train at station NewsWriting History
April 11, 2019

Writing History Part 1

Carriage 'B' of the northbound CountryLink at 1.50pm Writing Historical Non-Fiction with Christine Bramble I’ve spent most of my working life writing – but for someone else!  Study notes, exhibition guides, newsletters, council reports, strategic plans, you name it: schools, a museum and the planning departments of local government.  It…
hands reaching out of the swamp - picture for crime fiction article Crime FictionNews
March 26, 2019

Dark and Loving It – Crime Writing Part 4

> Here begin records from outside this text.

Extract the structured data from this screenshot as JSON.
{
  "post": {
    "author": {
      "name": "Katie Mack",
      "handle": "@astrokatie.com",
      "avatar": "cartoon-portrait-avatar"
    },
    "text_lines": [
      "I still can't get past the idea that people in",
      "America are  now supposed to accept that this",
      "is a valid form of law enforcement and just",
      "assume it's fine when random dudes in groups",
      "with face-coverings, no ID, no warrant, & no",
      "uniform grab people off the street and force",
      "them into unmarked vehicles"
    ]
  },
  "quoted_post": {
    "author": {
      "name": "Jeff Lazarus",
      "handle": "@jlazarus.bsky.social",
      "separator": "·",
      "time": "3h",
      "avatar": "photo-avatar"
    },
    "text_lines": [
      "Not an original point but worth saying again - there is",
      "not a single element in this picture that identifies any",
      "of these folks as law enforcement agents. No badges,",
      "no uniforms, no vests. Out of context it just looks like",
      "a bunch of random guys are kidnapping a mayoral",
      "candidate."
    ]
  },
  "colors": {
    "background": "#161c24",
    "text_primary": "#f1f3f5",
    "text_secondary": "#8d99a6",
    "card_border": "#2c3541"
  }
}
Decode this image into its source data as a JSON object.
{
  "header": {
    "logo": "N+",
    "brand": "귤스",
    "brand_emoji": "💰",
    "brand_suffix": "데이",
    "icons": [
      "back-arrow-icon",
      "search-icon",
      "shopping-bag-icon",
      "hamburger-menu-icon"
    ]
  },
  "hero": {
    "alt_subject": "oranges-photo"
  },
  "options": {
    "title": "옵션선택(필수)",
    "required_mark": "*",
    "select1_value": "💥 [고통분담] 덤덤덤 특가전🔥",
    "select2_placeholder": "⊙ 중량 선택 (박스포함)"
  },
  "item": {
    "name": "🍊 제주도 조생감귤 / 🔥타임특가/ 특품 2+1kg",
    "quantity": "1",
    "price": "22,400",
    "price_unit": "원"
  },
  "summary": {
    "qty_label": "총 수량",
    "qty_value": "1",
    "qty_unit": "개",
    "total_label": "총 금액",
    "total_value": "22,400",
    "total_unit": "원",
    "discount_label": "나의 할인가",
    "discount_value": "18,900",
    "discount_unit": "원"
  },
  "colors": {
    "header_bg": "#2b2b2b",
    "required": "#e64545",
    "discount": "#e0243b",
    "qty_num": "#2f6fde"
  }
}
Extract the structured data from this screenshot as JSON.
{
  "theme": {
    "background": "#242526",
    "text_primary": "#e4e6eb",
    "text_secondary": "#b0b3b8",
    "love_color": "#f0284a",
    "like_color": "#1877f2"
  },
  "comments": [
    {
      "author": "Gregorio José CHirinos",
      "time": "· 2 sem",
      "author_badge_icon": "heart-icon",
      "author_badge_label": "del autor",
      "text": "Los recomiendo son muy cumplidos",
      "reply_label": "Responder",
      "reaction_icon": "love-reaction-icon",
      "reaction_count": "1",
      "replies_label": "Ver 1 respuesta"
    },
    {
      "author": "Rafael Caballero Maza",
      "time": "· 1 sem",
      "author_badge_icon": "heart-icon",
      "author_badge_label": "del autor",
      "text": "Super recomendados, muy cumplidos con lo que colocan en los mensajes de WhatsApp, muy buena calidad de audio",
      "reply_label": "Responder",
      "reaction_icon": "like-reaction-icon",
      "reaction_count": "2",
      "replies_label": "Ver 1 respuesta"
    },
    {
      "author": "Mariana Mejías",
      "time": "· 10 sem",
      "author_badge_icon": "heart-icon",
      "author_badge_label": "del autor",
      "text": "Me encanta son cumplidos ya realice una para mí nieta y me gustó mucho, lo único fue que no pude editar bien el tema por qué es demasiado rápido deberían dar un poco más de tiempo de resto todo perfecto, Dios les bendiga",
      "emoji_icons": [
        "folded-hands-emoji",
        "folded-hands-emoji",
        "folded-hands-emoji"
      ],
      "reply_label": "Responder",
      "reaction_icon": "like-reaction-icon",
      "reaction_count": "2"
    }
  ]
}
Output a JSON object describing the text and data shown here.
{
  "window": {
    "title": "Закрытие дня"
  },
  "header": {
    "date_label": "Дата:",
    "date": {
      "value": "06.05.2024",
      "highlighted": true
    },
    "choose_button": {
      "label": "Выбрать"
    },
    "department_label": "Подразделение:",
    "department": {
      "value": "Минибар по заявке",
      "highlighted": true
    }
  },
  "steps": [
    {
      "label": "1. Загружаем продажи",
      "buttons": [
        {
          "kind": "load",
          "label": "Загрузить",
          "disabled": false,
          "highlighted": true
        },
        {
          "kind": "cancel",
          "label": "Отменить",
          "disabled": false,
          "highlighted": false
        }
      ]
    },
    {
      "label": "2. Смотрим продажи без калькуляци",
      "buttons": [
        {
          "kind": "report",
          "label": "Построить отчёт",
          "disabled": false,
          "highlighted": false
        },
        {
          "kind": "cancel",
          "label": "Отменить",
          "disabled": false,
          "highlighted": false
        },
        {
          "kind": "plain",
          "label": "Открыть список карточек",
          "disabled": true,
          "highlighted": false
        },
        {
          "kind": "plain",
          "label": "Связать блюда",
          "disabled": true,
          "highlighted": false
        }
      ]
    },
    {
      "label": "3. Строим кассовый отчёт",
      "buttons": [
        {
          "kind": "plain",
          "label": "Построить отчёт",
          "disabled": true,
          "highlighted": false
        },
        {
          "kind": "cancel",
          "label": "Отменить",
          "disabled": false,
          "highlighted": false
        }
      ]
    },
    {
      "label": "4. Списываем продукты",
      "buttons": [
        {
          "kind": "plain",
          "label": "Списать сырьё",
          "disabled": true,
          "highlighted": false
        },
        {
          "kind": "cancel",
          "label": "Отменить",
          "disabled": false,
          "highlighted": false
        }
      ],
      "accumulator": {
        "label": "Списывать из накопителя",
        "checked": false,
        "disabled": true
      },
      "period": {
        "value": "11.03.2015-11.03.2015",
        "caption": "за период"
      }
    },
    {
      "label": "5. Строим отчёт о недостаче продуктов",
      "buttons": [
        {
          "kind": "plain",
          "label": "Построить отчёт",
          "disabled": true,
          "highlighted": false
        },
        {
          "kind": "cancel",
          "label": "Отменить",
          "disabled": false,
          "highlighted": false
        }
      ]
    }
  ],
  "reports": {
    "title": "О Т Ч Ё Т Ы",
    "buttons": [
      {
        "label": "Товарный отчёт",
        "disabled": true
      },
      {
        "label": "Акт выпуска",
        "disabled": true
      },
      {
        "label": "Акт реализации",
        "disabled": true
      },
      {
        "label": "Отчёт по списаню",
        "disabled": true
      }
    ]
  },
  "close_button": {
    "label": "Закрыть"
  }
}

The Comfort of Horror Fiction Crime Writing with Megan Buxton I find horror very comforting. I can just see the raised eyebrows as I write that. The modern world is terrifying enough – war and terrorism, senseless crimes on a daily basis. Why subject yourself to more? Stephen King, probably…
drawing of a house for crime writing blog post Crime FictionNews
March 18, 2019

Dark and Loving It – Crime Writing Part 3

Home Sweet Home . . . or is it? Crime Writing with Megan Buxton   Carly scrambled from bed, stumbling and snatching at the darkness, caught between fight and flight. Where? Where was he? Listening, straining for sounds, she heard the thump of her heart, the dry gasp of her…
female lying on oversized book for women and crime article Crime FictionNews
March 7, 2019

Dark and Loving It – Crime Writing Part 2

Women and Crime Crime Writing with Megan Buxton Crime, mystery and thriller are the most popular genres in Australia - a large percentage of book sales come from this category and I’ve made a substantial contribution to that statistic. There’s an ever-increasing TBR pile on my bedside table and I…
hand against a window - crime fiction image Crime FictionNews
March 1, 2019

Dark and Loving It – Crime Writing Part 1

Dark and Loving it Crime Writing with Megan Buxton   I love a good murder. Don’t be alarmed. I’ve never actually killed anyone; nor am I likely to (though my partner might debate that). I am also, I hope, unlikely to be the victim of a violent crime. But, according…